**** Dataset
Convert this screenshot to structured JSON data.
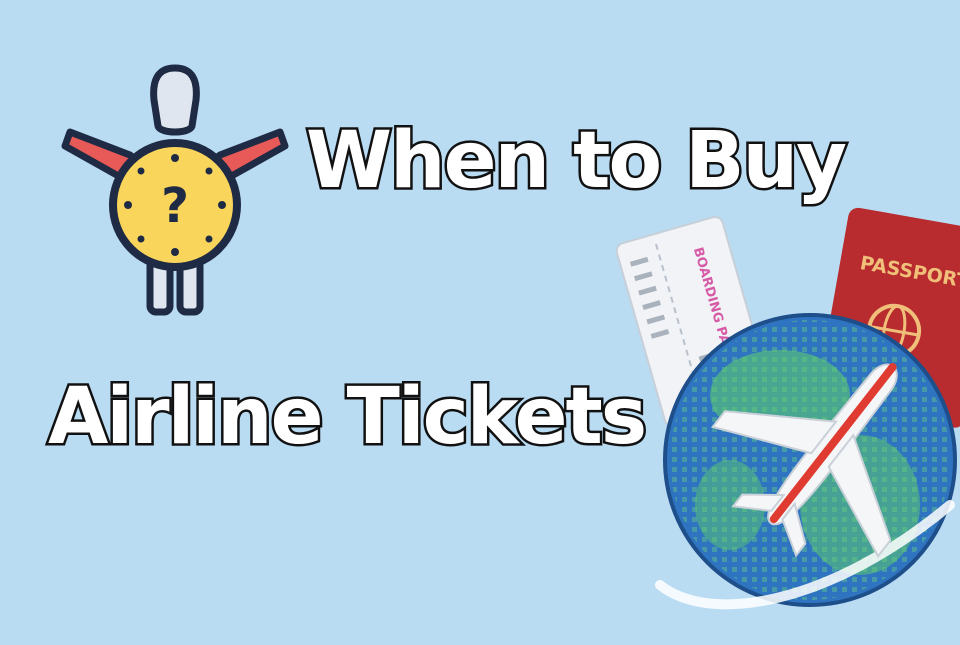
{
  "headline": {
    "line_1": "When to Buy",
    "line_2": "Airline Tickets"
  },
  "illustration": {
    "boarding_pass_label": "BOARDING PASS",
    "passport_label": "PASSPORT",
    "clock_symbol": "?"
  },
  "colors": {
    "background": "#b9dcf3",
    "clock_face": "#f9d55b",
    "outline": "#1f2a44",
    "arms": "#e85a57",
    "passport": "#b82b2f",
    "globe_ocean": "#2f74c0",
    "globe_land": "#5fd06a",
    "plane_accent": "#e03b31"
  },
  "icons": [
    "person-clock-icon",
    "boarding-pass-icon",
    "passport-icon",
    "globe-icon",
    "airplane-icon"
  ]
}
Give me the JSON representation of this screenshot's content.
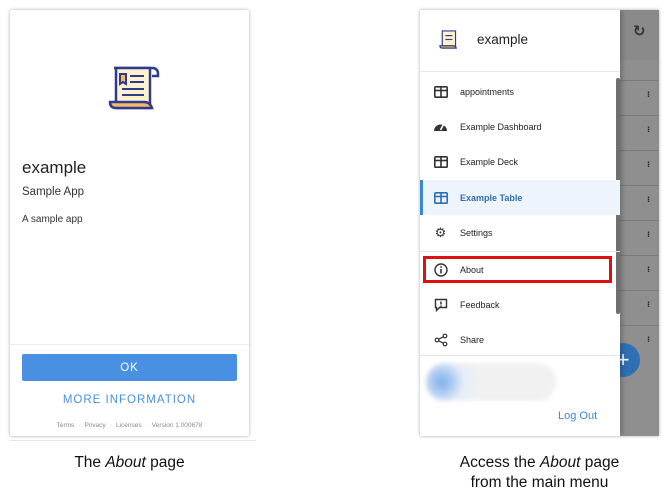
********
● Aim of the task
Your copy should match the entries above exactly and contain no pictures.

● Solution to the problem
Convert this screenshot to structured JSON data.
{
  "headline": {
    "line_1": "When to Buy",
    "line_2": "Airline Tickets"
  },
  "illustration": {
    "boarding_pass_label": "BOARDING PASS",
    "passport_label": "PASSPORT",
    "clock_symbol": "?"
  },
  "colors": {
    "background": "#b9dcf3",
    "clock_face": "#f9d55b",
    "outline": "#1f2a44",
    "arms": "#e85a57",
    "passport": "#b82b2f",
    "globe_ocean": "#2f74c0",
    "globe_land": "#5fd06a",
    "plane_accent": "#e03b31"
  },
  "icons": [
    "person-clock-icon",
    "boarding-pass-icon",
    "passport-icon",
    "globe-icon",
    "airplane-icon"
  ]
}
Give me the JSON representation of this screenshot's content.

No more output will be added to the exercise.